Sakura mochi is a Japanese confection consisting of pink-colored sweet rice cake with a red bean paste core and wrapped in a pickled cherry blossom leaf. Different regions of Japan have different styles of sakura mochi. This treat is traditionally eaten during the spring season, especially on Girls’ Day and during flower viewing festivals. The taste of this wagashi is slightly sweet and the salty taste of the sakura leaf gives it its unique taste.
As surprising as it may seem, after this gourmet walk during which I ate 5 mochi (I ate the rest later at home), I still had room for lunch! Eriko had decided to try White Cafe (岡川薬局), a restaurant with an amazing concept! The Okagawa Pharmacy, built in 1930, was designated as the 32nd historic building in Otaru City as a Japanese-Western eclectic store building in 1993. This pharmacy was in operation for 4 generations before closing in 2005. A few years after its closure, it was planned to demolish the building, but thanks to the current owner, the old historical building was not dismantled but rehabilitated while preserving the urban landscape. This project participates in local economic development and “energizes the city” by continuing to mix various elements such as old and new, citizens and tourists. In 2017, the building received the Otaru City Streetscape Award.
Inside the building, which has a total area of about 300 square meters, there are many distinct spaces such as Café White, Gray Table which promotes coworking, and Apartment (Guest House). The building is divided into time and space, and each is operated differently around the three main services (Rent, Eat and Stay).
The café-restaurant, with white walls and tables, is nicely decorated with some remains of the old pharmacy and relaxing areas where you can play retro video games, listen to music or read the books provided.
We ended our gourmet stroll at Tanaka Sake Brewery, Kikkogura (田中酒造亀甲蔵). Kikkougura Sake Brewery takes advantage of Hokkaido’s cool climate and is one of the few sake breweries in Japan to produce a “four-season brew”, which is brewed all year round (usually brewing only takes place during the cold winter). The brewery takes advantage of the quality and abundance of Otaru’s water, which is a natural asset of the city due to its rich forests and surrounding mountainous nature. The groundwater comes from Mount Tengu. Outside the brewery, there is a well where you can taste the water which is known for its sweet and delicious taste. Rice is the main ingredient in making sake. The brewery has collaborated with local farmers to obtain high quality rice suitable for sake making, and uses only Hokkaido rice.
The main store, built in 1927, is a two-story wooden building that retains its ancient atmosphere. It is designated as a “historic building” in Otaru city. I learned about the various stages of sake making by visiting the brewery and tasted three kinds of sake at the store. I really enjoyed the light and refreshing aroma of Junmai Ginjo sake. I bought a small bottle of Junmai Takarakawa sake, “a pure and dry sake with a refreshing taste that spreads a light aroma and moderate umami,” to quote its label, to accompany the rest of the mochi !

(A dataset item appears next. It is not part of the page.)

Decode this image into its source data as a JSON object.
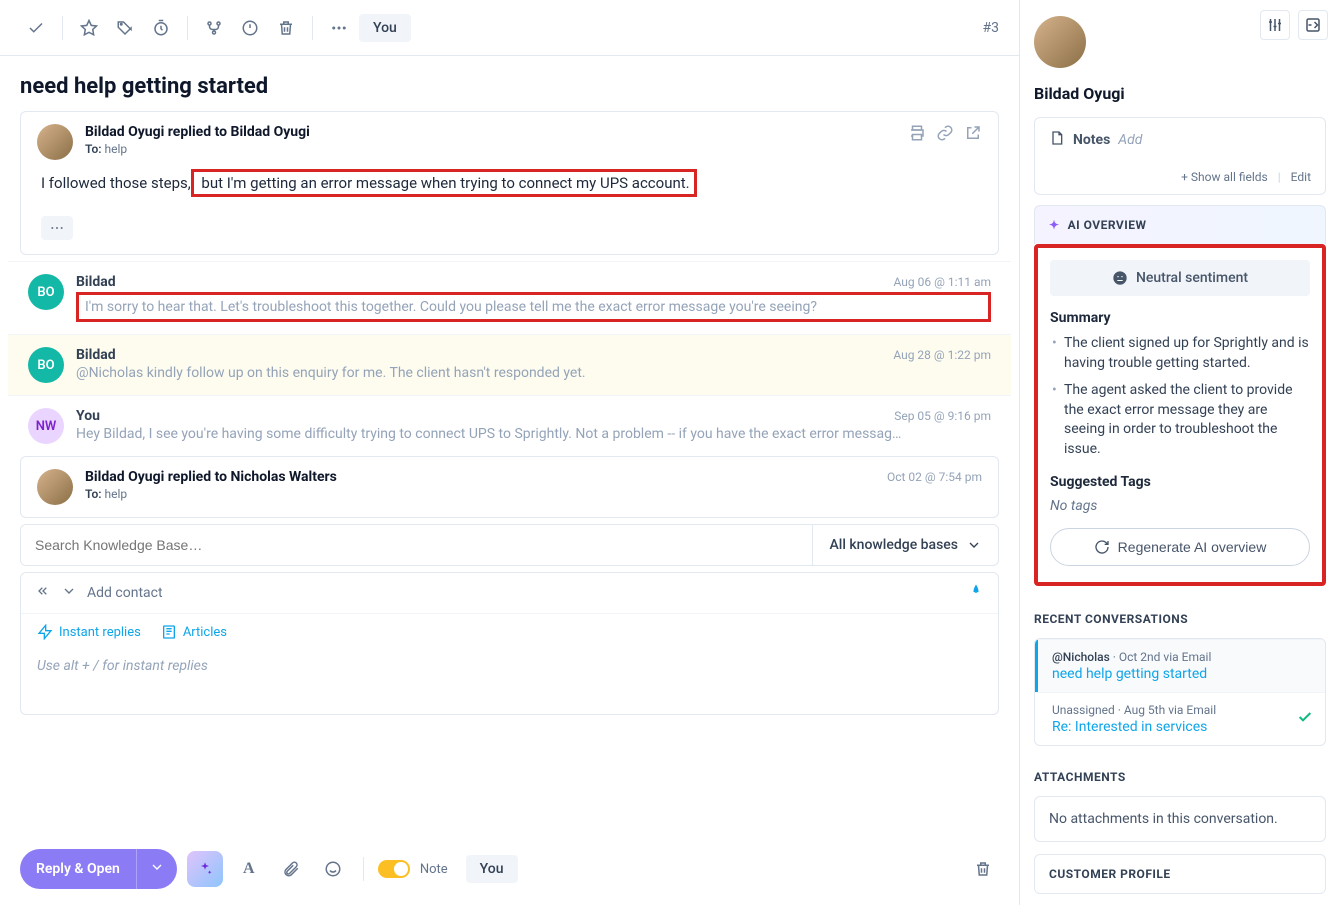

I hope you enjoy reading this article. As Hokkaido experts, Eriko but also Kaori, Misa and I like to discover new places and together with the rest of our team at Hokkaido Treasure Island Travel create new authentic tours. Feel free to share your comments about this gourmet tour on our Facebook page (https://www.facebook.com/hokkaidotreasure) and read our other article dedicated to Otaru (https://hokkaido-treasure.com/column/028/ ). We look forward to receiving your inquiry to help you plan a memorable trip to our beautiful Hokkaido!